Keeping a white horse looking white can be a challenge. Here are some tips to keep your white horse white, while still allowing them to live as horses.
Environment: The First Line of Defense
The first (and most often forgotten) way to keep a horse’s white fur brilliantly white is to pay attention to the area the horse lives in.
- To keep a gray or white horse clean while still letting them live normally, minimize their contact with the following:
- freshly mowed, wet, or very lush grass
If this sounds hard, don’t worry! There are practical steps that are simple to take, such as extra shavings in their stall to absorb urine and frequent stall cleaning if/when they are kept in their stall.
Try to keep your white horse out of pastures made up of red or clay soil.
HINT: If you can, have a load of sand dumped in the middle of your pasture (For safety’s sake, keep it far from fences and from the area where horses will be fed hay). Most horses will gravitate to the sandy spot to roll because it feels good, but dust and sand on the coat actually help prevent grass and mud stains and actually help naturally clean the coat.
If you are unable to provide a clean, sandy space to roll in the pasture, you can do the same with well-timed turnout in a clean area such as a roundpen or arena. After a ride, untack and allow your horse 5-10 minutes in the roundpen or arena before you turn them loose in their pasture. They’ll likely use the time to roll in the relatively clean footing of the arena rather than in fresh mud or grass.
Most horses will roll while sweaty and providing them after-exercise turnout in a clean space may prevent them from running to a mud puddle as soon as they are turned out.
Trick for Keeping White Horses Brilliantly Bright
One frequently used trick for keeping white coats brilliant is Laundry Bluing, which can be added to an all-over coat conditioner- such as EQyss’s Avocado Conditioner Spray. I like this spray for our horses because it doesn’t contain silicone and is meant for the entire coat, not just mane and tail. Dilute the conditioner 50/50 water, and then to the diluted solution add 2-3 drops of laundry bluing (no more than 3 drops).

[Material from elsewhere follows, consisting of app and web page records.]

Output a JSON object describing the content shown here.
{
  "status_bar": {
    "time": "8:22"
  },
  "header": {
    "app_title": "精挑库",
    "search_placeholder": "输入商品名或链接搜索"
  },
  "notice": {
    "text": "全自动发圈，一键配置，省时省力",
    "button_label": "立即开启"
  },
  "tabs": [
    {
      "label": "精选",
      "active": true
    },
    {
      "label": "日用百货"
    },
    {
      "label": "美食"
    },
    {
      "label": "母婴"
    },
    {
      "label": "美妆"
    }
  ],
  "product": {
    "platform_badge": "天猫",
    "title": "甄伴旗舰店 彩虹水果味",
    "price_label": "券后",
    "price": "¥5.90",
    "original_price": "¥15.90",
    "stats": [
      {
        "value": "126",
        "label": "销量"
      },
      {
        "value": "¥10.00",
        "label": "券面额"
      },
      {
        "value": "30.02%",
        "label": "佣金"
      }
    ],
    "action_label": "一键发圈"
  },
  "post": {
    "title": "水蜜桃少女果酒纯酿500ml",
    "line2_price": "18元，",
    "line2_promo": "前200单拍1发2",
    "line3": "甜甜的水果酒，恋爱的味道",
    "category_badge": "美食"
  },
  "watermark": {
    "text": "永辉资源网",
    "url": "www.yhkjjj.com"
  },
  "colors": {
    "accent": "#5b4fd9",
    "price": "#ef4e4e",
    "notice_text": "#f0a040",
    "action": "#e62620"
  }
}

Apply this mixture every time you groom to create brighter, whiter coats within days. Be careful not to add to much bluing, as bluing is a dye and can color hair and/or irritate skin if used in too strong of a concentration.
On show mornings
Both cornstarch and chalk are old tricks from the heyday of horse showing that will help coverup any mud, uring, or manure spots you can’t shampoo out. A product by Tail Tamer called “Pony Paint” is a liquid form of chalk that we like for it’s ease of application and how the efect is more natural looking than the blocks of chalk.
It’s well known among horse owners that bright sunlight can bleach black horse hair to brown, but did you know that UV can also alter the color of White and Grey horse’s coats? A recent study showed that
All hair types showed a substantial increase in protein loss in water after lamp and sun irradiation. The damaging effect of UVB was about 2-5 times higher than that of UVA plus visible radiation, depending on the hair type. Significant color changes were also observed in every hair type, after lamp and sun irradiation, being more pronounced for the light colored hairs.¹
You might think that white fur, often assumed to be “colorless,” would not be affected, but white fur can also change- sometimes becoming yellowed- in response to sunlight.
These changes are minor and will not be noticable on most white or grey horses, but if you are concerned, turnout with a UV blocking lightweight sheet may provide protection from both UV damage to the coat and also transferred stains from the horse’s environment.
Other tips for keeping white horses clean can be found on our articles about braiding in tail bags and keeping white tails in particular looking clean and bright.